▶ **EXERCISE BRIEF**: Exact reproduction of all the data is required, with pictures excluded.

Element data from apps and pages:
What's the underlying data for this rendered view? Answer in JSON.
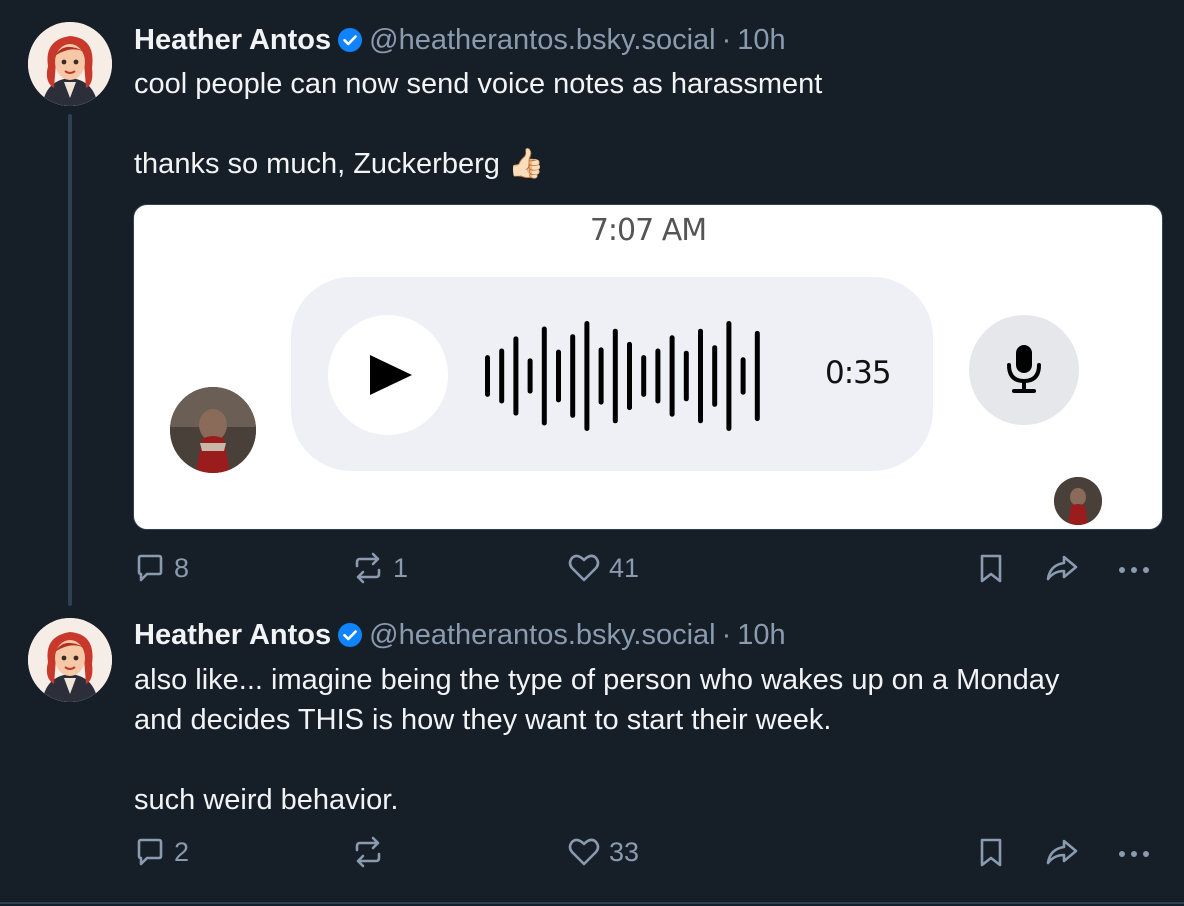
{
  "colors": {
    "background": "#161e27",
    "text": "#f1f3f5",
    "muted": "#8a9bb0",
    "verified": "#1083fe",
    "thread_line": "#2e4052"
  },
  "posts": [
    {
      "author": "Heather Antos",
      "handle": "@heatherantos.bsky.social",
      "separator": "·",
      "time": "10h",
      "text": "cool people can now send voice notes as harassment\n\nthanks so much, Zuckerberg 👍🏻",
      "media": {
        "type": "voice-message-screenshot",
        "timestamp": "7:07 AM",
        "duration": "0:35",
        "play_icon": "play-icon",
        "mic_icon": "microphone-icon",
        "waveform_levels": [
          0.38,
          0.5,
          0.72,
          0.32,
          0.9,
          0.48,
          0.76,
          1.0,
          0.52,
          0.86,
          0.62,
          0.38,
          0.5,
          0.74,
          0.46,
          0.86,
          0.56,
          1.0,
          0.34,
          0.82
        ]
      },
      "actions": {
        "reply_count": "8",
        "repost_count": "1",
        "like_count": "41"
      }
    },
    {
      "author": "Heather Antos",
      "handle": "@heatherantos.bsky.social",
      "separator": "·",
      "time": "10h",
      "text": "also like... imagine being the type of person who wakes up on a Monday\nand decides THIS is how they want to start their week.\n\nsuch weird behavior.",
      "actions": {
        "reply_count": "2",
        "repost_count": "",
        "like_count": "33"
      }
    }
  ]
}
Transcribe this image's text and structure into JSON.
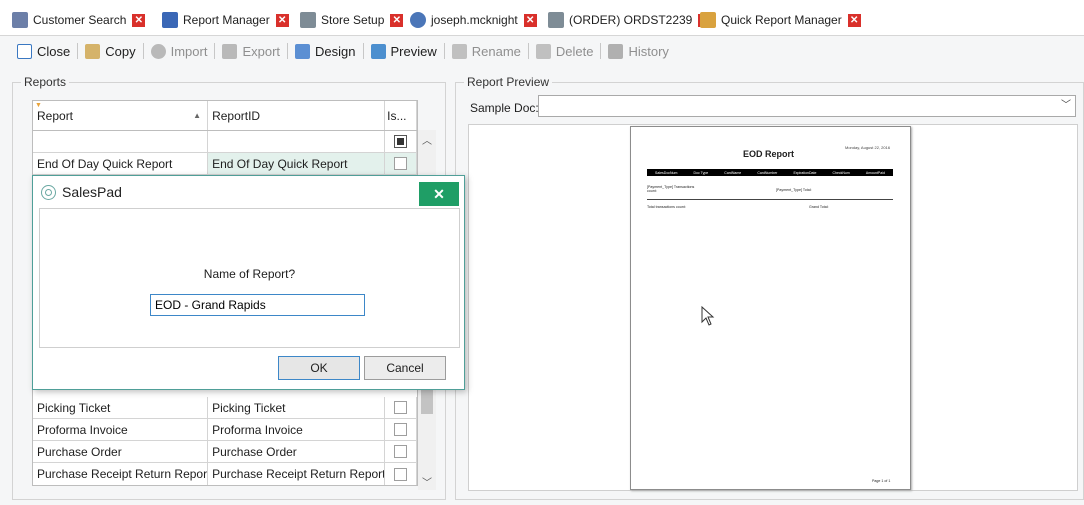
{
  "tabs": [
    {
      "label": "Customer Search",
      "icon": "customer-search-icon",
      "color": "#6c7fa8"
    },
    {
      "label": "Report Manager",
      "icon": "report-manager-icon",
      "color": "#3a67b6"
    },
    {
      "label": "Store Setup",
      "icon": "store-setup-icon",
      "color": "#7e8c96"
    },
    {
      "label": "joseph.mcknight",
      "icon": "user-icon",
      "color": "#4b76b8"
    },
    {
      "label": "(ORDER) ORDST2239",
      "icon": "order-icon",
      "color": "#7e8c96"
    },
    {
      "label": "Quick Report Manager",
      "icon": "quick-report-icon",
      "color": "#d9a23e"
    }
  ],
  "toolbar": {
    "close": "Close",
    "copy": "Copy",
    "import": "Import",
    "export": "Export",
    "design": "Design",
    "preview": "Preview",
    "rename": "Rename",
    "delete": "Delete",
    "history": "History"
  },
  "reports_group": {
    "label": "Reports"
  },
  "grid": {
    "headers": {
      "report": "Report",
      "report_id": "ReportID",
      "is": "Is..."
    },
    "rows_top": [
      {
        "report": "End Of Day Quick Report",
        "report_id": "End Of Day Quick Report"
      }
    ],
    "rows_bottom": [
      {
        "report": "Picking Ticket",
        "report_id": "Picking Ticket"
      },
      {
        "report": "Proforma Invoice",
        "report_id": "Proforma Invoice"
      },
      {
        "report": "Purchase Order",
        "report_id": "Purchase Order"
      },
      {
        "report": "Purchase Receipt Return Report",
        "report_id": "Purchase Receipt Return Report"
      }
    ]
  },
  "preview_group": {
    "label": "Report Preview",
    "sample_doc_label": "Sample Doc:"
  },
  "paper": {
    "title": "EOD Report",
    "date": "Monday, August 22, 2016",
    "columns": [
      "SalesDocNum",
      "Doc Type",
      "CardName",
      "CardNumber",
      "ExpirationDate",
      "CheckNum",
      "AmountPaid"
    ],
    "group_header": "[Payment_Type] Transactions count:",
    "group_total": "[Payment_Type] Total:",
    "total_count": "Total transactions count:",
    "grand_total": "Grand Total:",
    "footer": "Page 1 of 1"
  },
  "dialog": {
    "title": "SalesPad",
    "prompt": "Name of Report?",
    "input_value": "EOD - Grand Rapids",
    "ok": "OK",
    "cancel": "Cancel"
  },
  "colors": {
    "accent": "#1f9e66",
    "close_tab": "#d9302b",
    "row_highlight": "#e3f1ec"
  }
}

▶ **EXERCISE RESPONSE**:
What's the underlying data for this rendered view? Answer in JSON.
{
  "colors": {
    "background": "#161e27",
    "text": "#f1f3f5",
    "muted": "#8a9bb0",
    "verified": "#1083fe",
    "thread_line": "#2e4052"
  },
  "posts": [
    {
      "author": "Heather Antos",
      "handle": "@heatherantos.bsky.social",
      "separator": "·",
      "time": "10h",
      "text": "cool people can now send voice notes as harassment\n\nthanks so much, Zuckerberg 👍🏻",
      "media": {
        "type": "voice-message-screenshot",
        "timestamp": "7:07 AM",
        "duration": "0:35",
        "play_icon": "play-icon",
        "mic_icon": "microphone-icon",
        "waveform_levels": [
          0.38,
          0.5,
          0.72,
          0.32,
          0.9,
          0.48,
          0.76,
          1.0,
          0.52,
          0.86,
          0.62,
          0.38,
          0.5,
          0.74,
          0.46,
          0.86,
          0.56,
          1.0,
          0.34,
          0.82
        ]
      },
      "actions": {
        "reply_count": "8",
        "repost_count": "1",
        "like_count": "41"
      }
    },
    {
      "author": "Heather Antos",
      "handle": "@heatherantos.bsky.social",
      "separator": "·",
      "time": "10h",
      "text": "also like... imagine being the type of person who wakes up on a Monday\nand decides THIS is how they want to start their week.\n\nsuch weird behavior.",
      "actions": {
        "reply_count": "2",
        "repost_count": "",
        "like_count": "33"
      }
    }
  ]
}
Transcribe this image's text and structure into JSON.
{
  "tabs": [
    {
      "label": "Customer Search",
      "icon": "customer-search-icon",
      "color": "#6c7fa8"
    },
    {
      "label": "Report Manager",
      "icon": "report-manager-icon",
      "color": "#3a67b6"
    },
    {
      "label": "Store Setup",
      "icon": "store-setup-icon",
      "color": "#7e8c96"
    },
    {
      "label": "joseph.mcknight",
      "icon": "user-icon",
      "color": "#4b76b8"
    },
    {
      "label": "(ORDER) ORDST2239",
      "icon": "order-icon",
      "color": "#7e8c96"
    },
    {
      "label": "Quick Report Manager",
      "icon": "quick-report-icon",
      "color": "#d9a23e"
    }
  ],
  "toolbar": {
    "close": "Close",
    "copy": "Copy",
    "import": "Import",
    "export": "Export",
    "design": "Design",
    "preview": "Preview",
    "rename": "Rename",
    "delete": "Delete",
    "history": "History"
  },
  "reports_group": {
    "label": "Reports"
  },
  "grid": {
    "headers": {
      "report": "Report",
      "report_id": "ReportID",
      "is": "Is..."
    },
    "rows_top": [
      {
        "report": "End Of Day Quick Report",
        "report_id": "End Of Day Quick Report"
      }
    ],
    "rows_bottom": [
      {
        "report": "Picking Ticket",
        "report_id": "Picking Ticket"
      },
      {
        "report": "Proforma Invoice",
        "report_id": "Proforma Invoice"
      },
      {
        "report": "Purchase Order",
        "report_id": "Purchase Order"
      },
      {
        "report": "Purchase Receipt Return Report",
        "report_id": "Purchase Receipt Return Report"
      }
    ]
  },
  "preview_group": {
    "label": "Report Preview",
    "sample_doc_label": "Sample Doc:"
  },
  "paper": {
    "title": "EOD Report",
    "date": "Monday, August 22, 2016",
    "columns": [
      "SalesDocNum",
      "Doc Type",
      "CardName",
      "CardNumber",
      "ExpirationDate",
      "CheckNum",
      "AmountPaid"
    ],
    "group_header": "[Payment_Type] Transactions count:",
    "group_total": "[Payment_Type] Total:",
    "total_count": "Total transactions count:",
    "grand_total": "Grand Total:",
    "footer": "Page 1 of 1"
  },
  "dialog": {
    "title": "SalesPad",
    "prompt": "Name of Report?",
    "input_value": "EOD - Grand Rapids",
    "ok": "OK",
    "cancel": "Cancel"
  },
  "colors": {
    "accent": "#1f9e66",
    "close_tab": "#d9302b",
    "row_highlight": "#e3f1ec"
  }
}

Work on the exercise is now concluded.